For many people, Monday officially was the kick-off of the New Year.

But it’s already a week into January — is your excitement still going strong for all the lofty goals you’ve set for your business?

I don’t need to [INSERT A LAME STAT] here for you to understand that resolutions, goals, and to-dos are hard to stick with no matter whether it’s a personal goal, financial goal, relational goal or anything else.

If you’ve followed along with the past few episodes (episode #30 and #32) on how to set and crush your goals this year — then this is the missing piece you’re probably already realizing you need, to actually get shiz done.

So far your goals have been large, lofty and maybe even a little pie-in-the-sky… we all feel this way at the beginning of a new year, don’t feel bad!

In today’s episode, I want to break down how to actually tie your tasks and productivity to your goals so that you can be the friend at the table celebrating because you crushed all your goals.

How to Actually Hit Your Goals in 2019

Step 1: Break your goals into quarters

Your brain functions much better and doesn’t freak out as much when tasks are broken into smaller chunks. That’s totally not a scientific statement, but it’s true! It’s also easier to stay on course, keep yourself focused and get bigger results when you have a shorter time frame to get it done in.

So take your BIG goal for the year that you want to accomplish. Remember this goal needs to be specific + measurable with a definite time frame. Then break it down by what needs to happen each quarter for you to consider it crossed off.

Let’s say someone wants to make $50,000 in revenue in 2019. And she knows it will take her some time to ramp up to her full potential for sales, so she estimates she can bring in $10,000 in Quarter 1.

Step 2: Create progress goals

How will you actually make that $10,000? What would you need to sell, create, do, be?
Once you know how you’re going to bring in the revenue, break it down into 3-4 progress goals that show you if you’re on target and tangibly give yourself a way to hit that goal.

For example, It’s easier to know you have to fill X group program spots this quarter to hit the goal, than to just know you want to sell $10,000 of services.
But then take it a step beyond just tangibly figuring out how to sell that much revenue in a quarter.

Besides selling, what has to happen? How will you find the people or sell to them? A second progress goal in this instance could be that you physically talk or make an offer to 4 people week.

If you know you need X, and you have a pretty good closing rate of % when you talk to them, then it suddenly becomes a numbers game and your focus for the wu quarter becomes: how to do I bring in 4 people a week to talk to?

Step 3: Create actions + tasks

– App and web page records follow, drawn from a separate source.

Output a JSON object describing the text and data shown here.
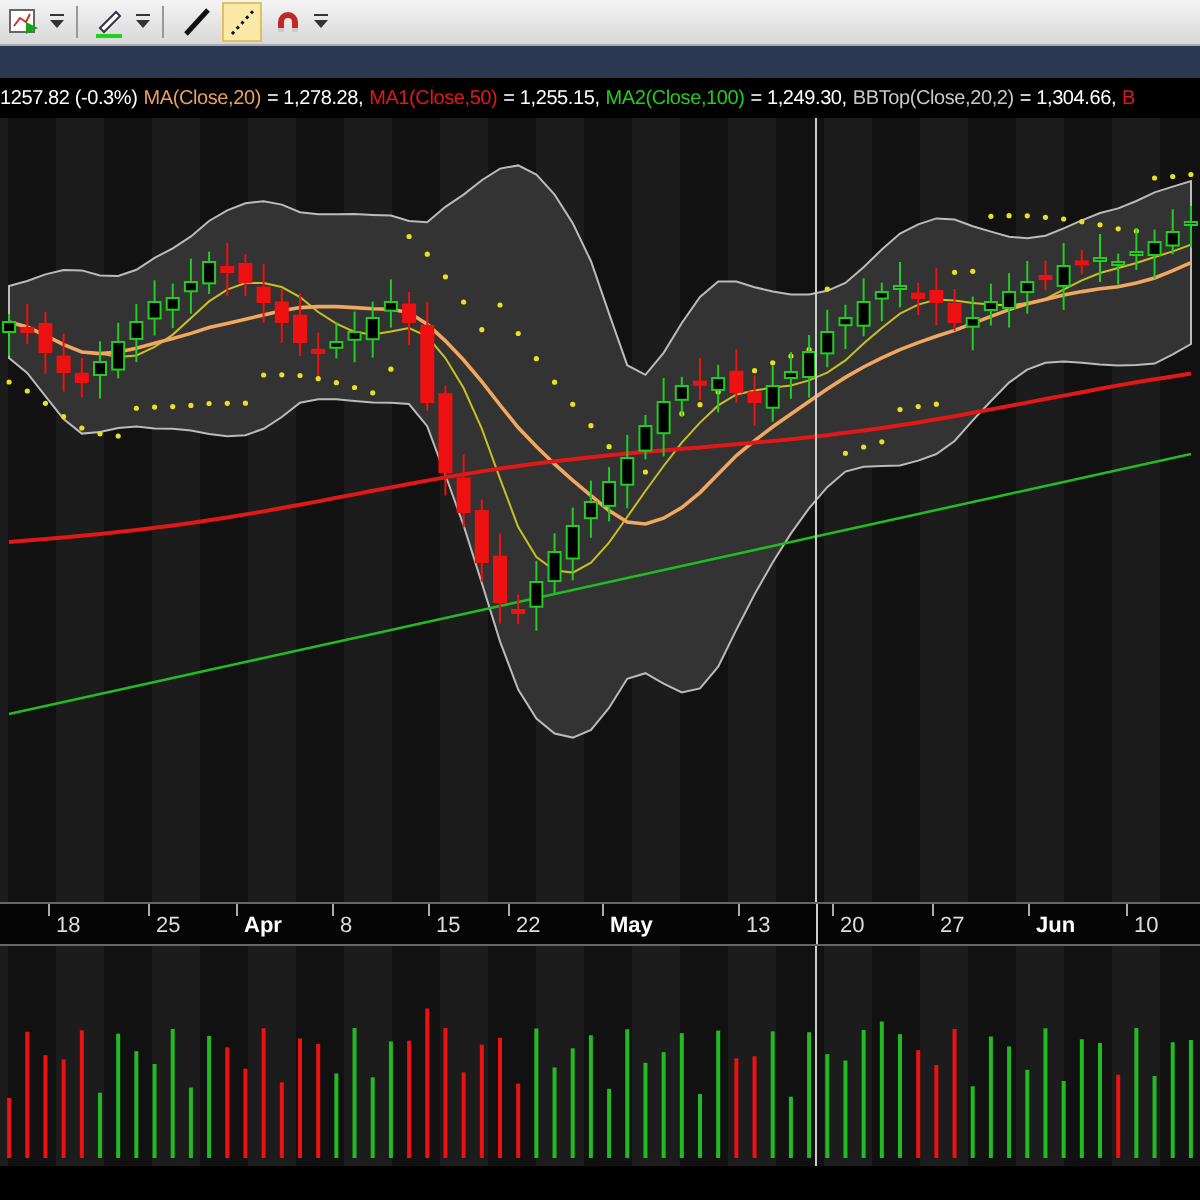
{
  "toolbar": {
    "tools": [
      {
        "kind": "chart",
        "selected": false
      },
      {
        "kind": "pen",
        "selected": false
      },
      {
        "kind": "line",
        "selected": false
      },
      {
        "kind": "dotted",
        "selected": true
      },
      {
        "kind": "magnet",
        "selected": false
      }
    ]
  },
  "legend": [
    {
      "text": "1257.82 (-0.3%)",
      "color": "#ffffff"
    },
    {
      "text": "MA(Close,20)",
      "color": "#e8a060"
    },
    {
      "text": "= 1,278.28,",
      "color": "#ffffff"
    },
    {
      "text": "MA1(Close,50)",
      "color": "#e01818"
    },
    {
      "text": "= 1,255.15,",
      "color": "#ffffff"
    },
    {
      "text": "MA2(Close,100)",
      "color": "#22cc22"
    },
    {
      "text": "= 1,249.30,",
      "color": "#ffffff"
    },
    {
      "text": "BBTop(Close,20,2)",
      "color": "#c8c8c8"
    },
    {
      "text": "= 1,304.66,",
      "color": "#ffffff"
    },
    {
      "text": "B",
      "color": "#e01818"
    }
  ],
  "x_axis": {
    "labels": [
      {
        "text": "18",
        "kind": "day"
      },
      {
        "text": "25",
        "kind": "day"
      },
      {
        "text": "Apr",
        "kind": "month"
      },
      {
        "text": "8",
        "kind": "day"
      },
      {
        "text": "15",
        "kind": "day"
      },
      {
        "text": "22",
        "kind": "day"
      },
      {
        "text": "May",
        "kind": "month"
      },
      {
        "text": "13",
        "kind": "day"
      },
      {
        "text": "20",
        "kind": "day"
      },
      {
        "text": "27",
        "kind": "day"
      },
      {
        "text": "Jun",
        "kind": "month"
      },
      {
        "text": "10",
        "kind": "day"
      }
    ]
  }
}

This is where the magic happens. If you noticed your thought progression throughout this goal-setting process, you’re getting more and more specific and focused as you work through each stage.

This step is where you get to the meat of why most people’s goals fail. They never make it out of a dream.

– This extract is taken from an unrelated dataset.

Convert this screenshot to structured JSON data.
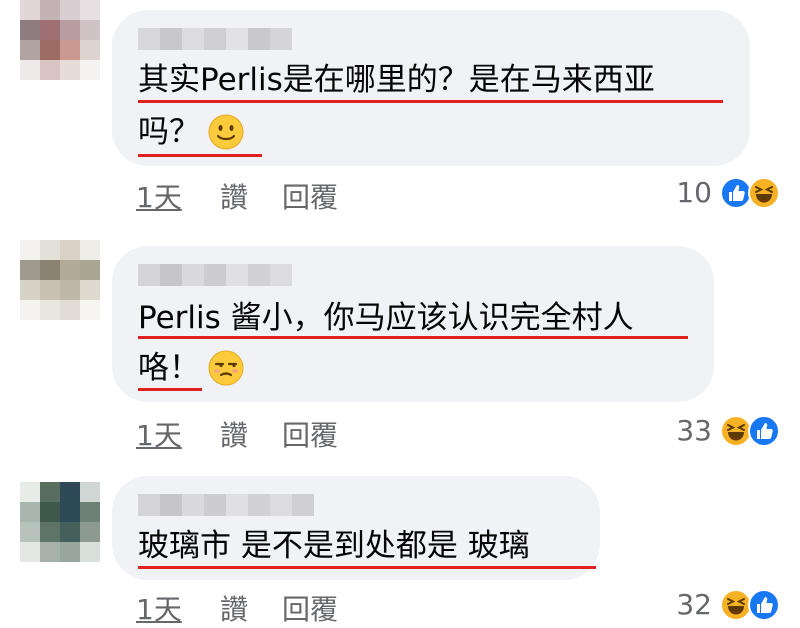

Remember our last question above: How do I bring in 4 people a week to talk to?

Ta-da! You just narrowed down the heart of what you need to “do” to grow your business.

Your action steps become all the ways you’re going to find people to connect with that are ideal.

This could be going to more networking events, running ads, having sales conversations, being active in communities with your ideal people, etc.

Because you’ve set progress goals and broken your goal into a three-month time period, you know exactly if you’re on or off the mark to hit that goal.

Now what?

Did you make an offer to 4 people this week? Looks like you have more people to talk to next week OR you need to get out there and start connecting.

This process of breaking a goal down into realistic steps has been a game-changer in my own life (both personal and professional) and for the clients, I work with to set and implement this quarterly breakdown of goals.

Do you see how if you know your target is four dreamy people a week to talk to, that all your marketing efforts are going to be on where to be to attract them, what messaging they’d look for based on what you’re offering in Step 2.

There’s a planner that follows this same type of outline that I’m describing that my fellow paper planners will love. It’s called Self Journal.

By taking the time to put the CEO hat on for your business, you’re truly transforming what your business is going to do in the next year.
Insanity is doing the same thing over and over and expecting different results.

Step outside the box and allow yourself space and time to grow into this goal. I can’t wait to hear how you’ve grown at the end of this year!